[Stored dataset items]
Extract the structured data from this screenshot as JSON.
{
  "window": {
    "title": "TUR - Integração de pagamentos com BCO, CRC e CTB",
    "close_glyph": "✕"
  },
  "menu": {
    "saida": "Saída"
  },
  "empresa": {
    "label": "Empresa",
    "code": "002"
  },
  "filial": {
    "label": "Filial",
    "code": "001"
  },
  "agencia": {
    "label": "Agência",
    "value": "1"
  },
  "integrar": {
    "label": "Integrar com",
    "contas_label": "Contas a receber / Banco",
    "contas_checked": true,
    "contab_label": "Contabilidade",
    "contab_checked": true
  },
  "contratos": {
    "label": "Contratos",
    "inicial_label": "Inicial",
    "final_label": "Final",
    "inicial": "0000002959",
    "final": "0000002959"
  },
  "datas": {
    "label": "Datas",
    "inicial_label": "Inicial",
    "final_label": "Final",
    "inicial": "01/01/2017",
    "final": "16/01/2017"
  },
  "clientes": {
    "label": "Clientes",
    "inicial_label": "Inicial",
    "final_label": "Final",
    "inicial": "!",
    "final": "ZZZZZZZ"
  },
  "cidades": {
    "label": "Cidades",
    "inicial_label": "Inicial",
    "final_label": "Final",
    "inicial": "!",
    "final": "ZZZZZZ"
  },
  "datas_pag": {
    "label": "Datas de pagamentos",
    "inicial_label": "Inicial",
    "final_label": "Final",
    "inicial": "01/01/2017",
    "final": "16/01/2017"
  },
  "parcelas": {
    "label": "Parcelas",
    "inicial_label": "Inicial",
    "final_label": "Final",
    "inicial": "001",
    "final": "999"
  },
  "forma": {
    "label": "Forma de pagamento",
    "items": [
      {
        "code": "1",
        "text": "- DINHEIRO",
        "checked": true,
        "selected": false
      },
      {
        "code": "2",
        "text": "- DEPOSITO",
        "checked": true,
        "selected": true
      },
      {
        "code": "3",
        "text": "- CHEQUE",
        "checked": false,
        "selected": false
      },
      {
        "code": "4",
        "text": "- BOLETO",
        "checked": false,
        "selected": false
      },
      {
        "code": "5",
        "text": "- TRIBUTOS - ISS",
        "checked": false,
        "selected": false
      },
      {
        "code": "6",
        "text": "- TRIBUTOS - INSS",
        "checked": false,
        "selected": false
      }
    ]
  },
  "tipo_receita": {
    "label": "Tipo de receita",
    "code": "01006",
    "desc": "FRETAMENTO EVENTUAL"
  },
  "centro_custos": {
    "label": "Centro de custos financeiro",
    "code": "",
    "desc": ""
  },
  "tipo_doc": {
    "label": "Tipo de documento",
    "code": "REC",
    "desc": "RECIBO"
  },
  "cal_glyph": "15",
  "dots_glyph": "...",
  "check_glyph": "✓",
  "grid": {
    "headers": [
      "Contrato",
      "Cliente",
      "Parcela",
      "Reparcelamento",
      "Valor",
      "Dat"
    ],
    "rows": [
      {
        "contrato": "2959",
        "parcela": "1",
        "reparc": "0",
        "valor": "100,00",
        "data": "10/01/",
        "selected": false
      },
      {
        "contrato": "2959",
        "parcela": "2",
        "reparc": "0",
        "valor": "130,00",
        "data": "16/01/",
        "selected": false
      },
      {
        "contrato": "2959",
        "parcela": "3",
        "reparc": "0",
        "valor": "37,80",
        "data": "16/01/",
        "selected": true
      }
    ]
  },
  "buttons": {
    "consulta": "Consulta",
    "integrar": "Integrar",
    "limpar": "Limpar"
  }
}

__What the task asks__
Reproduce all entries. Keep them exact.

__Reply to the task__
Extract the structured data from this screenshot as JSON.
{
  "window": {
    "title": "TUR - Integração de pagamentos com BCO, CRC e CTB",
    "close_glyph": "✕"
  },
  "menu": {
    "saida": "Saída"
  },
  "empresa": {
    "label": "Empresa",
    "code": "002"
  },
  "filial": {
    "label": "Filial",
    "code": "001"
  },
  "agencia": {
    "label": "Agência",
    "value": "1"
  },
  "integrar": {
    "label": "Integrar com",
    "contas_label": "Contas a receber / Banco",
    "contas_checked": true,
    "contab_label": "Contabilidade",
    "contab_checked": true
  },
  "contratos": {
    "label": "Contratos",
    "inicial_label": "Inicial",
    "final_label": "Final",
    "inicial": "0000002959",
    "final": "0000002959"
  },
  "datas": {
    "label": "Datas",
    "inicial_label": "Inicial",
    "final_label": "Final",
    "inicial": "01/01/2017",
    "final": "16/01/2017"
  },
  "clientes": {
    "label": "Clientes",
    "inicial_label": "Inicial",
    "final_label": "Final",
    "inicial": "!",
    "final": "ZZZZZZZ"
  },
  "cidades": {
    "label": "Cidades",
    "inicial_label": "Inicial",
    "final_label": "Final",
    "inicial": "!",
    "final": "ZZZZZZ"
  },
  "datas_pag": {
    "label": "Datas de pagamentos",
    "inicial_label": "Inicial",
    "final_label": "Final",
    "inicial": "01/01/2017",
    "final": "16/01/2017"
  },
  "parcelas": {
    "label": "Parcelas",
    "inicial_label": "Inicial",
    "final_label": "Final",
    "inicial": "001",
    "final": "999"
  },
  "forma": {
    "label": "Forma de pagamento",
    "items": [
      {
        "code": "1",
        "text": "- DINHEIRO",
        "checked": true,
        "selected": false
      },
      {
        "code": "2",
        "text": "- DEPOSITO",
        "checked": true,
        "selected": true
      },
      {
        "code": "3",
        "text": "- CHEQUE",
        "checked": false,
        "selected": false
      },
      {
        "code": "4",
        "text": "- BOLETO",
        "checked": false,
        "selected": false
      },
      {
        "code": "5",
        "text": "- TRIBUTOS - ISS",
        "checked": false,
        "selected": false
      },
      {
        "code": "6",
        "text": "- TRIBUTOS - INSS",
        "checked": false,
        "selected": false
      }
    ]
  },
  "tipo_receita": {
    "label": "Tipo de receita",
    "code": "01006",
    "desc": "FRETAMENTO EVENTUAL"
  },
  "centro_custos": {
    "label": "Centro de custos financeiro",
    "code": "",
    "desc": ""
  },
  "tipo_doc": {
    "label": "Tipo de documento",
    "code": "REC",
    "desc": "RECIBO"
  },
  "cal_glyph": "15",
  "dots_glyph": "...",
  "check_glyph": "✓",
  "grid": {
    "headers": [
      "Contrato",
      "Cliente",
      "Parcela",
      "Reparcelamento",
      "Valor",
      "Dat"
    ],
    "rows": [
      {
        "contrato": "2959",
        "parcela": "1",
        "reparc": "0",
        "valor": "100,00",
        "data": "10/01/",
        "selected": false
      },
      {
        "contrato": "2959",
        "parcela": "2",
        "reparc": "0",
        "valor": "130,00",
        "data": "16/01/",
        "selected": false
      },
      {
        "contrato": "2959",
        "parcela": "3",
        "reparc": "0",
        "valor": "37,80",
        "data": "16/01/",
        "selected": true
      }
    ]
  },
  "buttons": {
    "consulta": "Consulta",
    "integrar": "Integrar",
    "limpar": "Limpar"
  }
}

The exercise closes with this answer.